The Toronto Toilet: It is a fun process as the toilet has a similar system to the charcoal barbecue. It has a sand-filled and UV ray disinfection chamber to process the liquid waste to the smolder chamber to carbonize the solid waste in a flattened and dried material under a roller. The toilet is easy to maintain, sustainable and easily repaired.
Caltech Toilet: This award-winning toilet, developed by the California Institute of Technology, is a self-cleaning, solar-powered eco-friendly system which transforms the liquid and solid waste into fertilizer and hydrogen. It has solar panels and a pump which sends water to the reservoir present in the top of the toilet and can be reused for irrigation.
Ecological Urinal Toilet: This toilet was created as a solution for the people of Kampala where they had to share the same toilet. This ecological system collects urine in a sanitary way and turns it into high-quality fertilizer.
Loowatt Toilet: It is another sustainable toilet system which transforms human waste into biofuel. It is a waterless toilet system has a biodegradable lining that stores the waste in a sealed and odor-free container which in exchange provides a free strong source of energy for cooking etc.
The Crapper: This stands for Compact Rotating Aerobic Pollution Prevention Excreta Reducer. It is an incredible system that consistes of a rotatable bio-drum to make a self-contained compost toilet.

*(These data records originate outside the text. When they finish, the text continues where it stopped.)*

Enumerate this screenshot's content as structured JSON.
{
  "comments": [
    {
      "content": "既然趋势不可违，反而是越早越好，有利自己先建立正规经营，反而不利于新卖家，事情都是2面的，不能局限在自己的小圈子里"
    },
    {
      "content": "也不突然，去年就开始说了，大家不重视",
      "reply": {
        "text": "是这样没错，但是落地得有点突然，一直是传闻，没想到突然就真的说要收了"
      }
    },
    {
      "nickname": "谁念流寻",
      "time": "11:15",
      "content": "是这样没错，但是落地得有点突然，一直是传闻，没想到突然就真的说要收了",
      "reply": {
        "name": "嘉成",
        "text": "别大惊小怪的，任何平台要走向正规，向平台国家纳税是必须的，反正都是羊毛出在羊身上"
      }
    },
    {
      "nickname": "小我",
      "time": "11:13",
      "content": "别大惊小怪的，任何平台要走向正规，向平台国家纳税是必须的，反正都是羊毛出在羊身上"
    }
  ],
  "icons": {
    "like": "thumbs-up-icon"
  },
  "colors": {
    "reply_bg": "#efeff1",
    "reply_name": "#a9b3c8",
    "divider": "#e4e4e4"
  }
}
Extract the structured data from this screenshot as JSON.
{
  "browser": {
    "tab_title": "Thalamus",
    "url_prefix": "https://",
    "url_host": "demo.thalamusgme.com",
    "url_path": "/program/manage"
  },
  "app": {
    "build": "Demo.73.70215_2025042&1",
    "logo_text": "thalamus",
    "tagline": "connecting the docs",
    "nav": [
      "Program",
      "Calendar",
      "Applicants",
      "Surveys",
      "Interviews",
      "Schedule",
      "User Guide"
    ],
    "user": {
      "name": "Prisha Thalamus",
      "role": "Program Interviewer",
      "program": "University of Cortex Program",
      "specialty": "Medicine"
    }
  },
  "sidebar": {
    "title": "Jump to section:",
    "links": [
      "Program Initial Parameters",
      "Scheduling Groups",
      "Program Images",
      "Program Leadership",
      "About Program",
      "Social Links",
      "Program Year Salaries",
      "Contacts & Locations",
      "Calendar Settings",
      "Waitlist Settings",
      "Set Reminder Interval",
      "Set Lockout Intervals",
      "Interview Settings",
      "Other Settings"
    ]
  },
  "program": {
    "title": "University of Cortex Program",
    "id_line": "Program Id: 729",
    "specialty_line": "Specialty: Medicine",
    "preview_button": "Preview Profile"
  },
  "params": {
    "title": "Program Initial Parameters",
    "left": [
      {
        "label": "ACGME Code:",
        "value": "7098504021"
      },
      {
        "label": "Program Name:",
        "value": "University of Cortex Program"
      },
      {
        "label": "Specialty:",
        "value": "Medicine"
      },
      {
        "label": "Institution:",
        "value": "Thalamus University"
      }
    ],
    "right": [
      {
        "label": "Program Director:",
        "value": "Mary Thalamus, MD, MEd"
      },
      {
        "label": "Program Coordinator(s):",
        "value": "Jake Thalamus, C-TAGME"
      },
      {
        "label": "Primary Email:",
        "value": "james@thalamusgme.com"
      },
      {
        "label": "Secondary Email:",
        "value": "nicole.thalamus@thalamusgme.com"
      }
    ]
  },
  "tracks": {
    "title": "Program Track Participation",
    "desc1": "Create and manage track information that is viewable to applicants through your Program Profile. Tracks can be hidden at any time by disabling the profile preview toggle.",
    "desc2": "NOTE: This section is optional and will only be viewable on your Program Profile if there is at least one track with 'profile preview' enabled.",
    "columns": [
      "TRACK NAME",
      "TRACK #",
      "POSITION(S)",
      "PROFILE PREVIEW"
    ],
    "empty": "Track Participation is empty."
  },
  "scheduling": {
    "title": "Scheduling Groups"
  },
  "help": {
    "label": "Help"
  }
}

There are so many different cultures in the world, and they all have different ways to use toilets with innovative designs that make each of them unique. Various technologies can be used to create a toilet that is suitable for different purposes and needs. People choose the toilet system according to their respective requirements.